## Items from an interface collection
*** Begin section ***

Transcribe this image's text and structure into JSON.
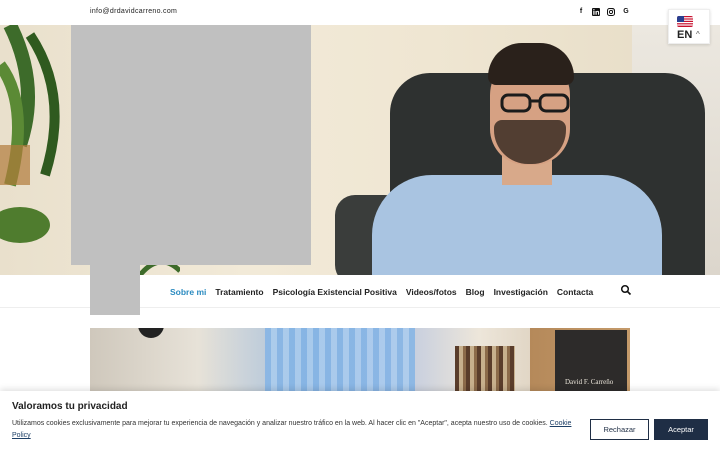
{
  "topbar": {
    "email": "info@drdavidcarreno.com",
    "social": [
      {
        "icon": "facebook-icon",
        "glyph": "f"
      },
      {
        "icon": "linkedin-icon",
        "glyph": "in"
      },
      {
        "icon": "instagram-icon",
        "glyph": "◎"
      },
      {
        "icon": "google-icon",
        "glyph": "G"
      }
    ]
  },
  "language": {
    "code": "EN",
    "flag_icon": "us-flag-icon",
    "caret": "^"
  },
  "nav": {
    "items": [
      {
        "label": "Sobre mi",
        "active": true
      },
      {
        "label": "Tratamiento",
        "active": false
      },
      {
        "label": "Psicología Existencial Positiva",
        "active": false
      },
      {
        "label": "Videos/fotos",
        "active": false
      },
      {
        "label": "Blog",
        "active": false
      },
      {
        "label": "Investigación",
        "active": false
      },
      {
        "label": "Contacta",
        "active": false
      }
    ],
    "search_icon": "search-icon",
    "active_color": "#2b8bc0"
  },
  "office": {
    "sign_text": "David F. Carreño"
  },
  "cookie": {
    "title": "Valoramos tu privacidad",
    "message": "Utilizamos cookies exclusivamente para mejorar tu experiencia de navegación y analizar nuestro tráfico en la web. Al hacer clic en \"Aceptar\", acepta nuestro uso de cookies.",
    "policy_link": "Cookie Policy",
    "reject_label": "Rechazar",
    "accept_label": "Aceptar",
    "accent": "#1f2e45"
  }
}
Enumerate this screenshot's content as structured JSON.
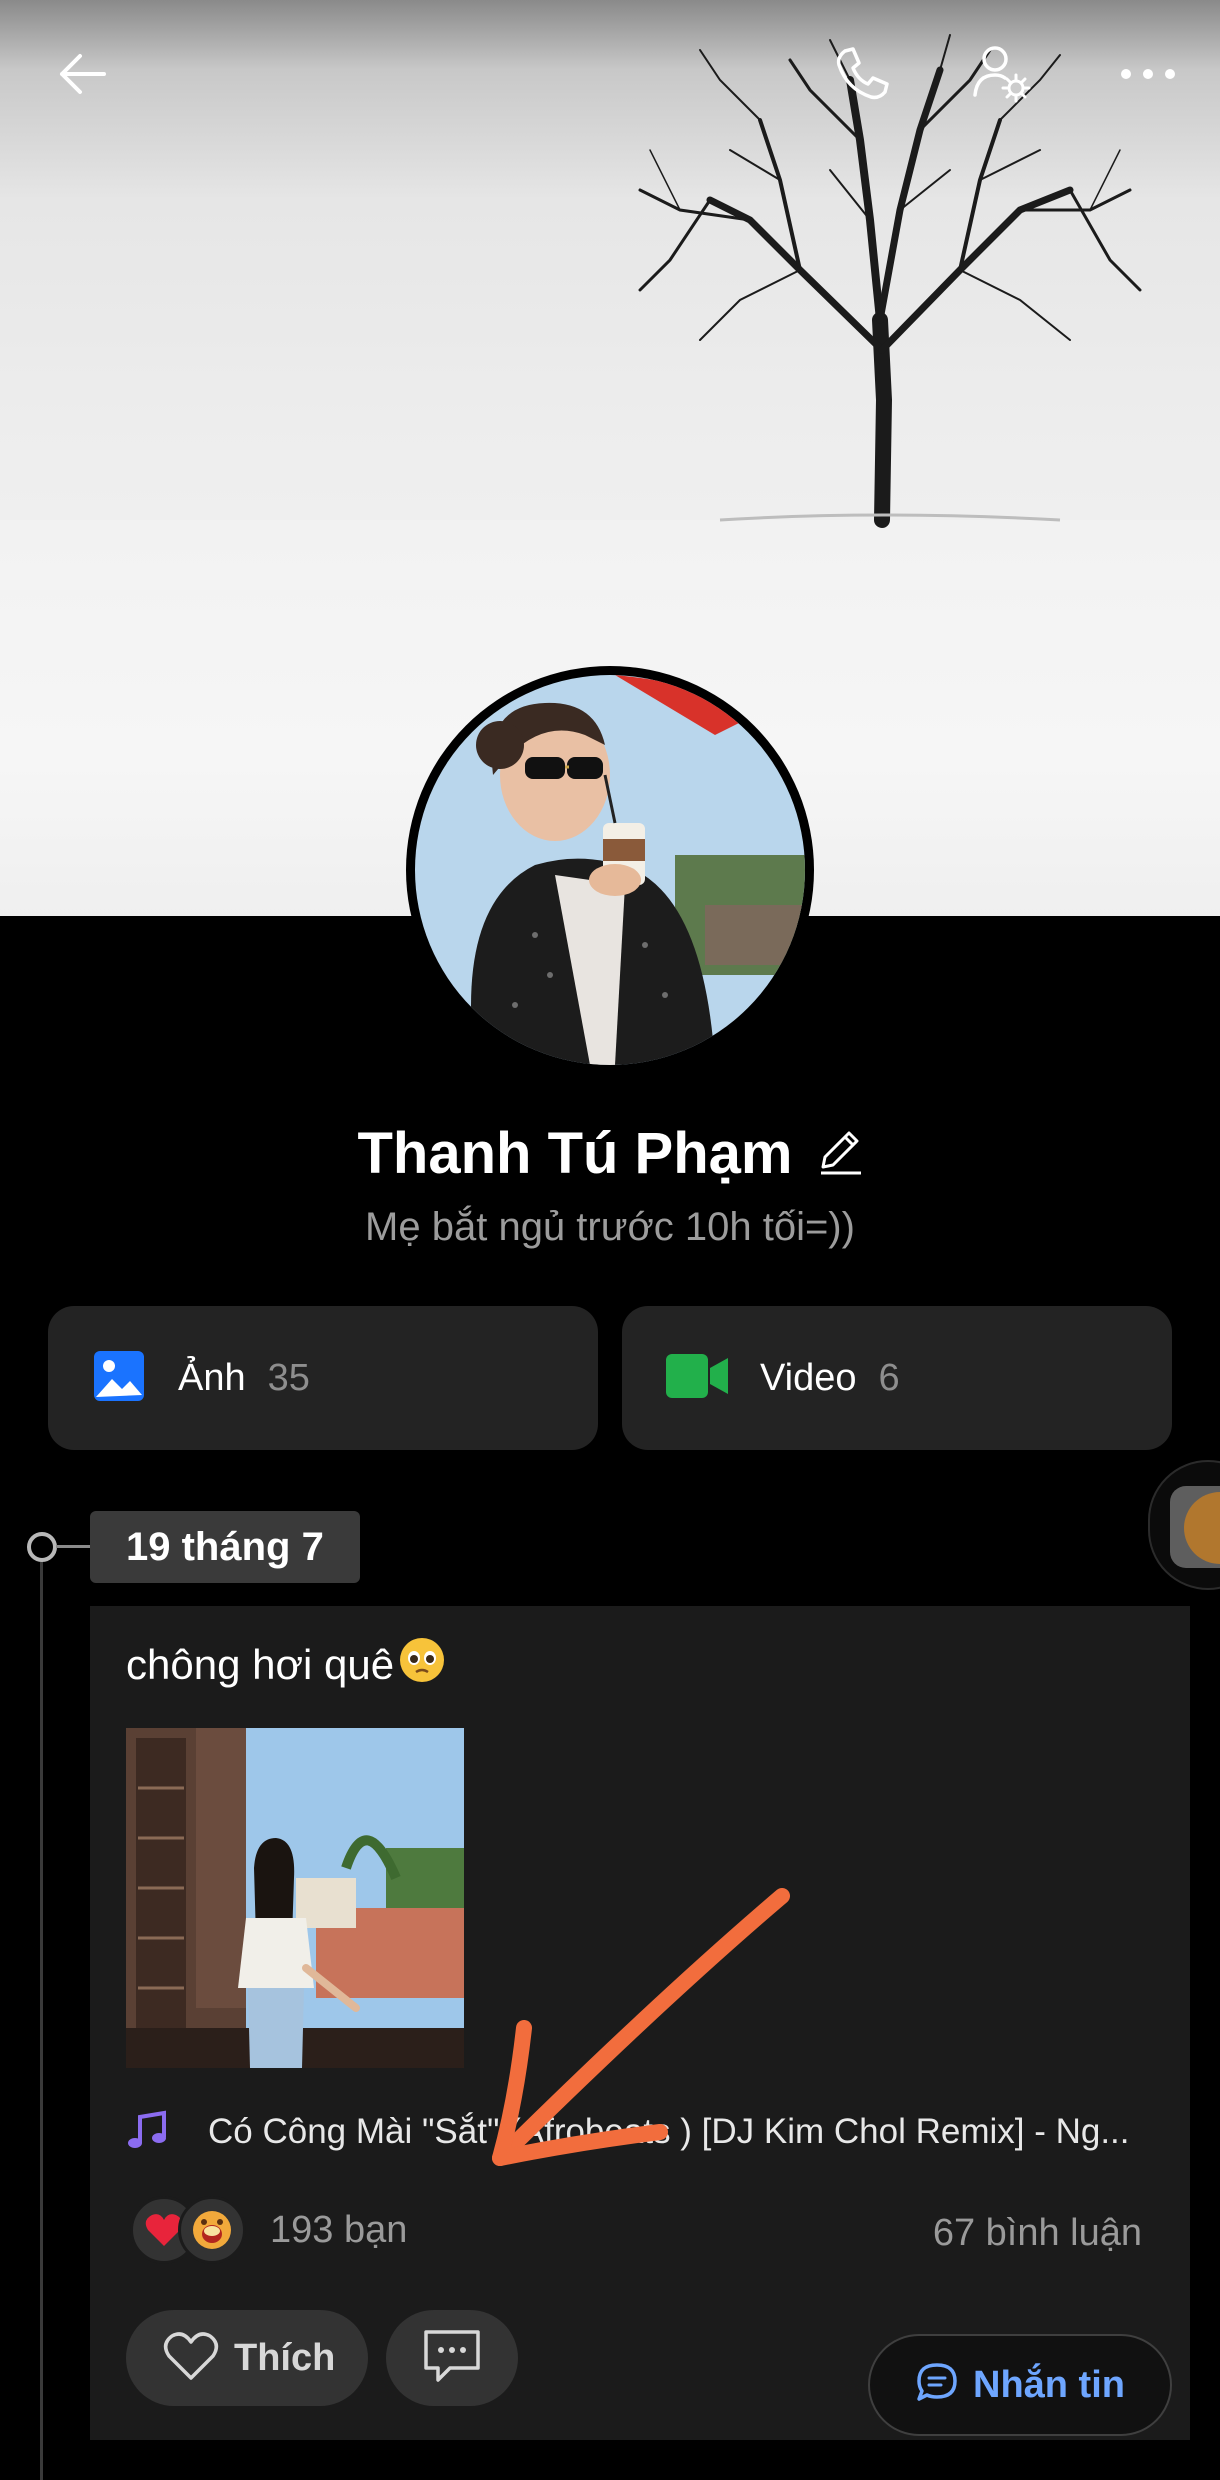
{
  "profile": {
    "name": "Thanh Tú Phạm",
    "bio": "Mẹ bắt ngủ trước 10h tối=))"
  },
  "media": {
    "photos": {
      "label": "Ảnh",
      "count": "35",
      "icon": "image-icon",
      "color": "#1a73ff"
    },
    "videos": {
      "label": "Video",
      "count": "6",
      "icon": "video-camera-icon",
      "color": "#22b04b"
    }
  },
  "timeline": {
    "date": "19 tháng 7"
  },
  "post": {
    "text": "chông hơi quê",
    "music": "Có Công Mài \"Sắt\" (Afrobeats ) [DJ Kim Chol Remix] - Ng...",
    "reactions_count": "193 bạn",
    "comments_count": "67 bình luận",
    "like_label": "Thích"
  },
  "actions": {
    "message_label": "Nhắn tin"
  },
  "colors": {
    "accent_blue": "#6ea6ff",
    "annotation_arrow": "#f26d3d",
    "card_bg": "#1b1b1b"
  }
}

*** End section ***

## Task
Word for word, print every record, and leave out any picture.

## Exercise result
Transcribe this image's text and structure into JSON.
{
  "topbar": {
    "email": "info@drdavidcarreno.com",
    "social": [
      {
        "icon": "facebook-icon",
        "glyph": "f"
      },
      {
        "icon": "linkedin-icon",
        "glyph": "in"
      },
      {
        "icon": "instagram-icon",
        "glyph": "◎"
      },
      {
        "icon": "google-icon",
        "glyph": "G"
      }
    ]
  },
  "language": {
    "code": "EN",
    "flag_icon": "us-flag-icon",
    "caret": "^"
  },
  "nav": {
    "items": [
      {
        "label": "Sobre mi",
        "active": true
      },
      {
        "label": "Tratamiento",
        "active": false
      },
      {
        "label": "Psicología Existencial Positiva",
        "active": false
      },
      {
        "label": "Videos/fotos",
        "active": false
      },
      {
        "label": "Blog",
        "active": false
      },
      {
        "label": "Investigación",
        "active": false
      },
      {
        "label": "Contacta",
        "active": false
      }
    ],
    "search_icon": "search-icon",
    "active_color": "#2b8bc0"
  },
  "office": {
    "sign_text": "David F. Carreño"
  },
  "cookie": {
    "title": "Valoramos tu privacidad",
    "message": "Utilizamos cookies exclusivamente para mejorar tu experiencia de navegación y analizar nuestro tráfico en la web. Al hacer clic en \"Aceptar\", acepta nuestro uso de cookies.",
    "policy_link": "Cookie Policy",
    "reject_label": "Rechazar",
    "accept_label": "Aceptar",
    "accent": "#1f2e45"
  }
}
Enumerate this screenshot's content as structured JSON.
{
  "profile": {
    "name": "Thanh Tú Phạm",
    "bio": "Mẹ bắt ngủ trước 10h tối=))"
  },
  "media": {
    "photos": {
      "label": "Ảnh",
      "count": "35",
      "icon": "image-icon",
      "color": "#1a73ff"
    },
    "videos": {
      "label": "Video",
      "count": "6",
      "icon": "video-camera-icon",
      "color": "#22b04b"
    }
  },
  "timeline": {
    "date": "19 tháng 7"
  },
  "post": {
    "text": "chông hơi quê",
    "music": "Có Công Mài \"Sắt\" (Afrobeats ) [DJ Kim Chol Remix] - Ng...",
    "reactions_count": "193 bạn",
    "comments_count": "67 bình luận",
    "like_label": "Thích"
  },
  "actions": {
    "message_label": "Nhắn tin"
  },
  "colors": {
    "accent_blue": "#6ea6ff",
    "annotation_arrow": "#f26d3d",
    "card_bg": "#1b1b1b"
  }
}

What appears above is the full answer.